What is required: Return exactly the span that opens with the line containing "Parse this screenshot: output" and closes with the final line of the records, both included.

Extracted entries:
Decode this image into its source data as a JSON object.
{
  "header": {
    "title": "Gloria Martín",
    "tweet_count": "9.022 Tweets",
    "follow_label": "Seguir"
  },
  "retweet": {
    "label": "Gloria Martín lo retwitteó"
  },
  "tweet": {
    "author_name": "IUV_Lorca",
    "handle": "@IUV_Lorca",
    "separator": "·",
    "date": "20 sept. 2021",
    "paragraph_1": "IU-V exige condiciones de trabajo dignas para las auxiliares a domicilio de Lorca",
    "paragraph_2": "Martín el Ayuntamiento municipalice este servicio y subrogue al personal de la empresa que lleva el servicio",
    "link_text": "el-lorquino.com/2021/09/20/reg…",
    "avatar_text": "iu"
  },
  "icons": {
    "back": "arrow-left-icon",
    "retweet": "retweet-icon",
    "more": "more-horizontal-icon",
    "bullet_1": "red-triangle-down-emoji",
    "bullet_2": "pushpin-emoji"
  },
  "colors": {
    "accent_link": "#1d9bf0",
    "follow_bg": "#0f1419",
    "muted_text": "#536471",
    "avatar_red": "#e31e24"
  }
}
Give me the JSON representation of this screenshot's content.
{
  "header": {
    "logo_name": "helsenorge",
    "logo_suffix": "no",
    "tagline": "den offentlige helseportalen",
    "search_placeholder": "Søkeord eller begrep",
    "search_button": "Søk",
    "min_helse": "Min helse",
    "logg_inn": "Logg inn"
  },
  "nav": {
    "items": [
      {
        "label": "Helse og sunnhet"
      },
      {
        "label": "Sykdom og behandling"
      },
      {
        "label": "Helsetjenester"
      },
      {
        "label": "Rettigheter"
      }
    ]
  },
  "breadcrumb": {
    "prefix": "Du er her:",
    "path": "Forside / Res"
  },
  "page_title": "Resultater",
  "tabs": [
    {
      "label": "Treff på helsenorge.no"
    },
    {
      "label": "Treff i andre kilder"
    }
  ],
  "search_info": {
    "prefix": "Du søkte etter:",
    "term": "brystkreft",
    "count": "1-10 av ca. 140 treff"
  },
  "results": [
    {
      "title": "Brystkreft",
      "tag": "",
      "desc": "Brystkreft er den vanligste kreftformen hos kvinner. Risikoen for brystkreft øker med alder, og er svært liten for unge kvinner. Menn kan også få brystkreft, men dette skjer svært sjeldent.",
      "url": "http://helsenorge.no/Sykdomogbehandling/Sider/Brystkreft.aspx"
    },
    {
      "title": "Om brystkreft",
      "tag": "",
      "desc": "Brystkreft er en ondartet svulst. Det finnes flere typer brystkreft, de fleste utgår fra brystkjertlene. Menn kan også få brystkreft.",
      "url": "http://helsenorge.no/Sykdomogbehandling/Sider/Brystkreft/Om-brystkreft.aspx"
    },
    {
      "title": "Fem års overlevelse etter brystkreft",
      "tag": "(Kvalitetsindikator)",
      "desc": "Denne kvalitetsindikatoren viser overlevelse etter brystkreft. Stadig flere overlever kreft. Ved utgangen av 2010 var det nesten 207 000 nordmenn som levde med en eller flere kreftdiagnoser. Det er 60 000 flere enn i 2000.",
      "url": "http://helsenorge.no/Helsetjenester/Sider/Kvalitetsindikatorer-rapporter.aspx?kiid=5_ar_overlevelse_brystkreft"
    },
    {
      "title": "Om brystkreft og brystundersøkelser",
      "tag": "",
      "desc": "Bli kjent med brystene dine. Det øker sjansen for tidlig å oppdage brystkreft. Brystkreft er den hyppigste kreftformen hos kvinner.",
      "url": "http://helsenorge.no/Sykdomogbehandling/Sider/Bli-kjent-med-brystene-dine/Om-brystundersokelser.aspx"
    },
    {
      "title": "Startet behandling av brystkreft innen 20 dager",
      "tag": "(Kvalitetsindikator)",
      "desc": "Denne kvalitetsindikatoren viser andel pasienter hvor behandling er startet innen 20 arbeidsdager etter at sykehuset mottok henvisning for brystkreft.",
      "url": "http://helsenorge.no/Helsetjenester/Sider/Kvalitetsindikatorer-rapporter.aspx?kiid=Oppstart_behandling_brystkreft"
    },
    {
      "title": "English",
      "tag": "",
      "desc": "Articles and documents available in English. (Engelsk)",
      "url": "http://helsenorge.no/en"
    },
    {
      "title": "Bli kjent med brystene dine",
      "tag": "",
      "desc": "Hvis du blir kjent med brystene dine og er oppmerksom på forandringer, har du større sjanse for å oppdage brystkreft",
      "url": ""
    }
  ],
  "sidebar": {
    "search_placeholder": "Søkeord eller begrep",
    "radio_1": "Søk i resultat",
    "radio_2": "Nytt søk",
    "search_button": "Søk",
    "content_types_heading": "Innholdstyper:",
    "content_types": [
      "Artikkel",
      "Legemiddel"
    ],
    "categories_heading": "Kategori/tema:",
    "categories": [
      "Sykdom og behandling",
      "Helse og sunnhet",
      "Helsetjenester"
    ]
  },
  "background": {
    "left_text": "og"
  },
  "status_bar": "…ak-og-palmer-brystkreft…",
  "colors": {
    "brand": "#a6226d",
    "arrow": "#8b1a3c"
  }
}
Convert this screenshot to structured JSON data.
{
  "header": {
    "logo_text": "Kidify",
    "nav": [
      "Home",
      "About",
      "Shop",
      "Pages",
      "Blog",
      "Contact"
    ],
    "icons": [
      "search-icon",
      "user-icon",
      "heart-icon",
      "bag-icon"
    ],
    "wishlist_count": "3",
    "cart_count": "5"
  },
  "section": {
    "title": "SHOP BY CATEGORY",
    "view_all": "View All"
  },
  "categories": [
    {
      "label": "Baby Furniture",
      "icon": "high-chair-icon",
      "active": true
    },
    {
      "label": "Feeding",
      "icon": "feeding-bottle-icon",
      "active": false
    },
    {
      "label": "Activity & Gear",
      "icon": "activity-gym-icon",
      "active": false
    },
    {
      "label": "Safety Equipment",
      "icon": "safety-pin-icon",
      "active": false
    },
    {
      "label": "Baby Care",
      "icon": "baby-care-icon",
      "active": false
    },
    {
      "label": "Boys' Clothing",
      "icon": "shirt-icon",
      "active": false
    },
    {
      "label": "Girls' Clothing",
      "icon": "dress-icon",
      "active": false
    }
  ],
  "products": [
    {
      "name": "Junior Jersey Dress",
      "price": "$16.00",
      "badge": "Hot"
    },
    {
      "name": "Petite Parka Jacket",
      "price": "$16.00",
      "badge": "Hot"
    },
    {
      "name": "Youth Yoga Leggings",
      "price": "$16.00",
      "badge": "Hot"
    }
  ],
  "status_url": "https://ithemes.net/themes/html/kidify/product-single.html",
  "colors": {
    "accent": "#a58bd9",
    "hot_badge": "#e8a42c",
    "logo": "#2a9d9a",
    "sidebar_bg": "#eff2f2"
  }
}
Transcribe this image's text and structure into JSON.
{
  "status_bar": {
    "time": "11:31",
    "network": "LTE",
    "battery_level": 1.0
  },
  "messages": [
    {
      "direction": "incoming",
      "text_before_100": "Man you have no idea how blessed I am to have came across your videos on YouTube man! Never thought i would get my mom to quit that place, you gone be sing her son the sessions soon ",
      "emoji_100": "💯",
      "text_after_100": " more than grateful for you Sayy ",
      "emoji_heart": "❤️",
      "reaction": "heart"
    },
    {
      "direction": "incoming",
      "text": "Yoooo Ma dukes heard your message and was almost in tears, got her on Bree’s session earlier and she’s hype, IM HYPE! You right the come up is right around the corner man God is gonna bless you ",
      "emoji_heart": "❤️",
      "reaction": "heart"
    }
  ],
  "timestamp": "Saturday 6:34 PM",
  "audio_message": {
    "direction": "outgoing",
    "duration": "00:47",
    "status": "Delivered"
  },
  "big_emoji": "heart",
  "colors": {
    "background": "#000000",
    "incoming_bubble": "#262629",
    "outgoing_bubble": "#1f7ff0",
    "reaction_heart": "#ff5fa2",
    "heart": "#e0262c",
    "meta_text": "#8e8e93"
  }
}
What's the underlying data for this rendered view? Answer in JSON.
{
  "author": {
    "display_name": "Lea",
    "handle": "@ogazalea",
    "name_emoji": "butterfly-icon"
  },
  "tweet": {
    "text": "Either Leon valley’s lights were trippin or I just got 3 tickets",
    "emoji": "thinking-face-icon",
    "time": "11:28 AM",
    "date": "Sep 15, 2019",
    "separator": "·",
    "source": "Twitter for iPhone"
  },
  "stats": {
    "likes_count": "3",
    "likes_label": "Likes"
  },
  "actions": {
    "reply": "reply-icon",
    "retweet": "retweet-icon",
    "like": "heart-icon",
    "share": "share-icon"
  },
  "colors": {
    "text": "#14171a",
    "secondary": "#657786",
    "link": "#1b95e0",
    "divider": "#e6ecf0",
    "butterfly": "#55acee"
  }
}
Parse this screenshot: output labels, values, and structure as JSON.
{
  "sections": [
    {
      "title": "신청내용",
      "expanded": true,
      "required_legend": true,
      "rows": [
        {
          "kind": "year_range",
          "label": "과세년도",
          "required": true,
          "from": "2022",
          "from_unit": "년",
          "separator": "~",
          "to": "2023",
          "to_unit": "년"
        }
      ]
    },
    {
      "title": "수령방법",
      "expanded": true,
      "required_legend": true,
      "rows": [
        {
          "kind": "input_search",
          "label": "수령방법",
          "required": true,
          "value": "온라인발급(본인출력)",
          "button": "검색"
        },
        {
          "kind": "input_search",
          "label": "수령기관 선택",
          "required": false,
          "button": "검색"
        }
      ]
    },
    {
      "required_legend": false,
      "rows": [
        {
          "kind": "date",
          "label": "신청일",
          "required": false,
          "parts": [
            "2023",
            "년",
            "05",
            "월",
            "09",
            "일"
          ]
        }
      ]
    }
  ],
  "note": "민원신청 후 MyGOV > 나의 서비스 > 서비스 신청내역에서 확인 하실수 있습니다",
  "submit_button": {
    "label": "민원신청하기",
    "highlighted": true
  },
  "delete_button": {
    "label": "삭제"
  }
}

Solution to the exercise:
Parse this screenshot: output labels, values, and structure as JSON.
{
  "sections": [
    {
      "title": "신청내용",
      "expanded": true,
      "required_legend": true,
      "rows": [
        {
          "kind": "year_range",
          "label": "과세년도",
          "required": true,
          "from": "2022",
          "from_unit": "년",
          "separator": "~",
          "to": "2023",
          "to_unit": "년"
        }
      ]
    },
    {
      "title": "수령방법",
      "expanded": true,
      "required_legend": true,
      "rows": [
        {
          "kind": "input_search",
          "label": "수령방법",
          "required": true,
          "value": "온라인발급(본인출력)",
          "button": "검색"
        },
        {
          "kind": "input_search",
          "label": "수령기관 선택",
          "required": false,
          "button": "검색"
        }
      ]
    },
    {
      "required_legend": false,
      "rows": [
        {
          "kind": "date",
          "label": "신청일",
          "required": false,
          "parts": [
            "2023",
            "년",
            "05",
            "월",
            "09",
            "일"
          ]
        }
      ]
    }
  ],
  "note": "민원신청 후 MyGOV > 나의 서비스 > 서비스 신청내역에서 확인 하실수 있습니다",
  "submit_button": {
    "label": "민원신청하기",
    "highlighted": true
  },
  "delete_button": {
    "label": "삭제"
  }
}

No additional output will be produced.